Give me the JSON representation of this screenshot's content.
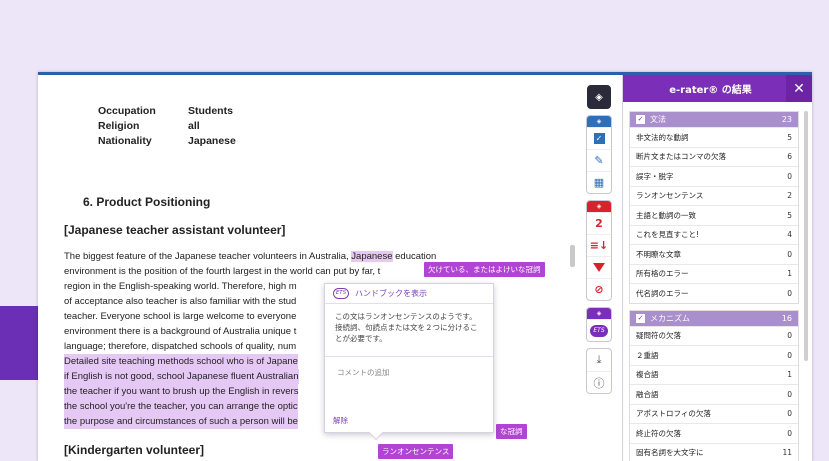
{
  "document": {
    "info": [
      {
        "key": "Occupation",
        "value": "Students"
      },
      {
        "key": "Religion",
        "value": "all"
      },
      {
        "key": "Nationality",
        "value": "Japanese"
      }
    ],
    "section_title": "6.  Product Positioning",
    "sub_heading": "[Japanese teacher assistant volunteer]",
    "sub_heading_2": "[Kindergarten volunteer]",
    "lines": [
      {
        "pre": "The biggest feature of the Japanese teacher volunteers in Australia, ",
        "hl": "Japanese",
        "post": " education",
        "full": false
      },
      {
        "pre": "environment is the position of the fourth largest in the world can put by far, t",
        "hl": "",
        "post": "",
        "full": false
      },
      {
        "pre": "region in the English-speaking world. Therefore, high m",
        "hl": "",
        "post": "",
        "full": false
      },
      {
        "pre": "of acceptance also teacher is also familiar with the stud",
        "hl": "",
        "post": "",
        "full": false
      },
      {
        "pre": "teacher. Everyone school is large welcome to everyone",
        "hl": "",
        "post": "",
        "full": false
      },
      {
        "pre": "environment there is a background of Australia unique t",
        "hl": "",
        "post": "",
        "full": false
      },
      {
        "pre": "language; therefore, dispatched schools of quality, num",
        "hl": "",
        "post": "",
        "full": false
      },
      {
        "pre": "Detailed site teaching methods school who is of Japane",
        "hl": "",
        "post": "",
        "full": true
      },
      {
        "pre": "if English is not good, school Japanese fluent Australian",
        "hl": "",
        "post": "",
        "full": true
      },
      {
        "pre": "the teacher if you want to brush up the English in revers",
        "hl": "",
        "post": "",
        "full": true
      },
      {
        "pre": "the school you're the teacher, you can arrange the optic",
        "hl": "",
        "post": "",
        "full": true
      },
      {
        "pre": "the purpose and circumstances of such a person will be",
        "hl": "",
        "post": "",
        "full": true
      }
    ]
  },
  "tags": {
    "missing_article": "欠けている、またはよけいな冠詞",
    "article_short": "な冠詞",
    "run_on": "ランオンセンテンス"
  },
  "popup": {
    "ets": "ETS",
    "handbook": "ハンドブックを表示",
    "message": "この文はランオンセンテンスのようです。接続詞、句読点または文を２つに分けることが必要です。",
    "comment_placeholder": "コメントの追加",
    "dismiss": "解除"
  },
  "toolbar": {
    "red_count": "2",
    "ets": "ETS"
  },
  "panel": {
    "title": "e-rater® の結果",
    "close": "✕",
    "categories": [
      {
        "name": "文法",
        "count": "23",
        "items": [
          {
            "label": "非文法的な動詞",
            "count": "5"
          },
          {
            "label": "断片文またはコンマの欠落",
            "count": "6"
          },
          {
            "label": "誤字・脱字",
            "count": "0"
          },
          {
            "label": "ランオンセンテンス",
            "count": "2"
          },
          {
            "label": "主語と動詞の一致",
            "count": "5"
          },
          {
            "label": "これを見直すこと!",
            "count": "4"
          },
          {
            "label": "不明瞭な文章",
            "count": "0"
          },
          {
            "label": "所有格のエラー",
            "count": "1"
          },
          {
            "label": "代名詞のエラー",
            "count": "0"
          }
        ]
      },
      {
        "name": "メカニズム",
        "count": "16",
        "items": [
          {
            "label": "疑問符の欠落",
            "count": "0"
          },
          {
            "label": "２重語",
            "count": "0"
          },
          {
            "label": "複合語",
            "count": "1"
          },
          {
            "label": "融合語",
            "count": "0"
          },
          {
            "label": "アポストロフィの欠落",
            "count": "0"
          },
          {
            "label": "終止符の欠落",
            "count": "0"
          },
          {
            "label": "固有名詞を大文字に",
            "count": "11"
          }
        ]
      }
    ]
  },
  "colors": {
    "accent": "#7b2fb8",
    "highlight": "#e6c8f5",
    "error_red": "#d8232a",
    "info_blue": "#2f6fb8"
  }
}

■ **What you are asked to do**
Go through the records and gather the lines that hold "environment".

■ **Your response**
        "pre": "environment is the position of the fourth largest in the world can put by far, t",
        "pre": "environment there is a background of Australia unique t",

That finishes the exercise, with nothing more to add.